- _WHAT YOU ARE ASKED TO DO_
Copy every line of the records below that holds the word "subject".
[Opening DATA section]
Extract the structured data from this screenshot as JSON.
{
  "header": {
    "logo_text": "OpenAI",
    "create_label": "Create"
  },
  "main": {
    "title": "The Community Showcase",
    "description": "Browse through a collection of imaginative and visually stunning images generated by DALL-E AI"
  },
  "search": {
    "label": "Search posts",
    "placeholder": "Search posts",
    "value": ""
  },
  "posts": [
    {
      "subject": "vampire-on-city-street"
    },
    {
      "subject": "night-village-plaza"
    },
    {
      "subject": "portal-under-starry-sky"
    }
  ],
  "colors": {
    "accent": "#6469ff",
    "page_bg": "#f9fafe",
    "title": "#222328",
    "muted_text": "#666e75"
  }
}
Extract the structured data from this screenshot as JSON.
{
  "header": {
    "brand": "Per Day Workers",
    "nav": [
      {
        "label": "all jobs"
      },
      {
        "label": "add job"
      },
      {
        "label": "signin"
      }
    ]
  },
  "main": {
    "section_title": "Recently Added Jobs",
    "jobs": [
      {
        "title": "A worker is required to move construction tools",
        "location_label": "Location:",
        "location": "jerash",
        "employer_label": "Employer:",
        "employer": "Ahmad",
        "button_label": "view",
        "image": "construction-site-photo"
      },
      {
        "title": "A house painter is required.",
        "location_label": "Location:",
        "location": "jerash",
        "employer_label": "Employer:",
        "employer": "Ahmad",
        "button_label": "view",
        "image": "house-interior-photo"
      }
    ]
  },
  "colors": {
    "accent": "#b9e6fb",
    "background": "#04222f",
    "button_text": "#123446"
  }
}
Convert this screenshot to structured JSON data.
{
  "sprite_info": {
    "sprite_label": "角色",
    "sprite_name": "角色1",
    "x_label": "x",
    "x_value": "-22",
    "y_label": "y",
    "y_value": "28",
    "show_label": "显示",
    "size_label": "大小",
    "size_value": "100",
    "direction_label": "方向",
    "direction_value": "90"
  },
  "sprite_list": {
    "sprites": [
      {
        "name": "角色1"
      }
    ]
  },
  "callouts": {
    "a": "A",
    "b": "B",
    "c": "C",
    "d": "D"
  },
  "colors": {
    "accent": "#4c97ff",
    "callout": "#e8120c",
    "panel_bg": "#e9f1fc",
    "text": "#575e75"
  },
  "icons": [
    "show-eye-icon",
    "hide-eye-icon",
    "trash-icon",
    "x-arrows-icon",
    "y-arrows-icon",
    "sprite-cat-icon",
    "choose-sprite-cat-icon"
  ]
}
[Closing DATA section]
- _ANSWER TO THE EXERCISE_
      "subject": "vampire-on-city-street"
      "subject": "night-village-plaza"
      "subject": "portal-under-starry-sky"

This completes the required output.